Despite reports on the severity of this season’s flu, you are still hesitant to get a flu shot. Last time you got the vaccine you felt sick after and you still aren’t sold on its effectiveness.
You know it would be helpful to chat with your doctor, but you aren’t convinced she is aware of your fear nor has the time to help you understand the shot’s pros and cons.
Experts say that care and outcomes improve when you have a doctor who understands and respects your values—a doctor who “gets” you, someone with whom you feel comfortable enough to open up in return. Much like the dating process.
Patient centered care is just that, says Shub Debgupta, founder and CEO of WiserTogether which provides support tools for consumers to help them make thoughtful decisions about their health care and doctor choice.
Unfortunately, doctors are falling short of patient’s expectations and turning out to be more like a bad first date. According to Wiser’s Patient Centered Care Index, a survey that measures how well doctors are doing in taking up the challenge of the shared decision-making at the heart of patient centered care, doctors are not meeting patient expectations.
The industry may be improving in cost and increasing accessibility and convenience, says Gregg Rosenberg, Wiser’s chief product officer, but the quarterly survey that canvasses more than 2,500 patients indicates treatment ratings remain gapped.
Rosenberg says you should ask yourself these five questions to evaluate whether your relationship with your doctor is healthy:
- Does your physician take the time to understand your values and personal situation?

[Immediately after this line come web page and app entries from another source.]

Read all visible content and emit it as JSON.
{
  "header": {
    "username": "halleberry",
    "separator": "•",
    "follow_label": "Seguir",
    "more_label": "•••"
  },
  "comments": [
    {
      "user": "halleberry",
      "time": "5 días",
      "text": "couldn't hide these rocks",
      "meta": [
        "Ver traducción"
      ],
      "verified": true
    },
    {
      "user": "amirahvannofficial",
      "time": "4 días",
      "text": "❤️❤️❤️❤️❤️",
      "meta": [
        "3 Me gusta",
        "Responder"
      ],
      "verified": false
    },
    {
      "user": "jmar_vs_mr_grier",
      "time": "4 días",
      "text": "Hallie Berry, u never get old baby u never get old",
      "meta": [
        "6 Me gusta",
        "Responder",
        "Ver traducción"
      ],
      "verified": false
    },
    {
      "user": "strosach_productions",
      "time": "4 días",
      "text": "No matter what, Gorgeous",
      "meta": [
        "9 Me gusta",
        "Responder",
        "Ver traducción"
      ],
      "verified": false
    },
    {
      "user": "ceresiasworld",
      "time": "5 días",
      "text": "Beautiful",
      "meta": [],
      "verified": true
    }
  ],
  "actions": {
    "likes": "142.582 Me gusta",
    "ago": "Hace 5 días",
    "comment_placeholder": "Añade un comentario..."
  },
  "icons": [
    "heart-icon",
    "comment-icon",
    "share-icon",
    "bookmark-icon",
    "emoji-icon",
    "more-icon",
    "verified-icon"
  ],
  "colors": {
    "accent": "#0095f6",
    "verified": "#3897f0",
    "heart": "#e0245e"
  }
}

- How well does your doctor help you understand the range of treatment options for your particular condition?
- How well does your physician understand the evidence that goes with the various treatment options, reporting if they are strong or weak?
- Does your physician communicate with empathy and relate to your fears, anxieties, beliefs or even your financial considerations?
- Does your doctor actively involve you in the decision-making regarding treatment?
Rosenberg says the index shows doctors do best involving the patient to get a shared decision, “but you can’t truly get to shared without the other four factors, and the likelihood your physician can take the time to understand your values and help you understand your options is not high.”
The Culprit: Time Constraints
High patient volume and a shortage of physicians, particularly in the primary care arena, translate to doctors being pressed for time during office visits. “Few doctors have time to walk patients through the 18 treatment options for carpal tunnel syndrome which is why they short circuit,” Rosenberg says.
The shortage situation is expected to go downhill, with experts predicting the situation to worsen in 2014 as millions more patients stream into the system—bad news for the dating pool.
“The 10-minute paradigm really has to change,” says Dr. Glen Stream, chairman of the American Academy of Family Physicians (AAFP). These short visits do not provide adequate time to develop trust and share the in-depth dialogue that shapes a treatment decision.
The current fee for service environment is not conducive to forming deep relationships, claims Dr. Charles Kennedy, head of Aetna’s Aligned Care Solutions Group. Much of a patient’s care—particularly for those patients who have chronic conditions—is done at home. One way to build deeper relationships is to empower patients to do a better job of maintaining their care at home. But the current environment makes this difficult because doctors are too busy running from examining room to examining room, Kennedy says. “It’s like being a hamster on a wheel.”
Stream emphasizes that patient trust goes two ways. Patients have to be forthcoming about their medical history and concerns. He adds that patients tend not to open up at first but can build trust after half a dozen visits. “Decisions don’t have to be made abruptly. A key part is taking time to be comfortable,” Stream says.
The dating game is not an unreasonable comparison for determining whether a doctor is a good fit, Stream adds. Patients can go online to review a doctor’s background. But it’s more than just being knowledgeable. “To be compliant, patients need to know I have their best interests at heart.”
Sometimes it’s as simple as managing expectations. A patient may have a specific treatment need and the doctor who is most expert at providing that treatment is not a good communicator. Stream prepares his patients for that. “I tell them, ‘Don’t expect warm and fuzzy.’”
Here are some tips to find a physician who will be your best health care mate:
Poll like-minded friends and family. The information about their physician experience is anecdotal, but it’s a start.
Do a dry run. Visit the office of a physician prospect. This helps you evaluate the staff and the environment. A bad encounter at the reception desk can crush your experience.
Seek out PCMH practices and ACO’s. A complement of nurse practitioners, physician assistants, health coaches and nutritionists add layers of expertise and technology reliance ramps up on-the-fly convenience and access and frees up physician time to build relationships.
Keep looking till you find a good fit. People often stick with a doctor they don’t like because they’re afraid to change, says Stream. “If you don’t connect with the first person you see, it’s okay to find someone else.”